Egypt's military rulers invited parliament's two houses to convene on Saturday to elect an assembly tasked with writing the country's first constitution since the overthrow of Hosni Mubarak.
A tug-of-war has already begun over the shape of the future document that will define the balance of power between the army-backed executive and parliament, which wants to curb broad presidential powers.
Under an interim constitution, parliament is responsible for picking the 100-strong assembly that will write the new constitution to replace the one that helped keep Mubarak in power for three decades.
Political parties, led by the Muslim Brotherhood's Freedom and Justice Party which emerged as a key player in the new parliament, have already been in talks over the make-up of the constituent assembly.
The parliamentary vote for the upper house finished last week, concluding the first elections since the popular uprising toppled Mubarak a year ago.
The earlier lower house election, which started in November, saw an unprecedented turnout and was hailed as Egypt's most democratic since military officers overthrew the king in 1952.
But an Egyptian court ruled last week that the voting system that elected the new parliament was unconstitutional, creating a fresh source of uncertainty which could hold up the functioning of the new legislature.
It is not clear whether the 100 members of the assembly will be selected just from parliament.

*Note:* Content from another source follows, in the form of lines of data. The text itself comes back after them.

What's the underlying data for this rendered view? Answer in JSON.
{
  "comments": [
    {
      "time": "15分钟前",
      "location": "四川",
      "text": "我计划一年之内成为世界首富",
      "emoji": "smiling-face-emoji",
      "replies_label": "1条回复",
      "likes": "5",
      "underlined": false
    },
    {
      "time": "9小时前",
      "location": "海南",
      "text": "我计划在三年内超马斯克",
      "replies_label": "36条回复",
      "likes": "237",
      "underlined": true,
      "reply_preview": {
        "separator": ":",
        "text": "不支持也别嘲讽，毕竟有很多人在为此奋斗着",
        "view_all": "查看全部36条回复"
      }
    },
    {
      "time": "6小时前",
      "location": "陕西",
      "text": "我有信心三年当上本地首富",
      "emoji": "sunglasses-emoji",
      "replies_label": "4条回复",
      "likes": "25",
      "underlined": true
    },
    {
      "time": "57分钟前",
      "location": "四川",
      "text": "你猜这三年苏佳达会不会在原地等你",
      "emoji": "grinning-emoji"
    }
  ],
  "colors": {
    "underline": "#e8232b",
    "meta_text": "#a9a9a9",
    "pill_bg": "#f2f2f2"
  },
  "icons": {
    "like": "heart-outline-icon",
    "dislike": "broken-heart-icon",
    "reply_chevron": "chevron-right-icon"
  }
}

Under the expected arrangement, the assembly will include legal experts as well as members of parliament.
(Reporting by Dina Zayed; Editing by Alison Williams)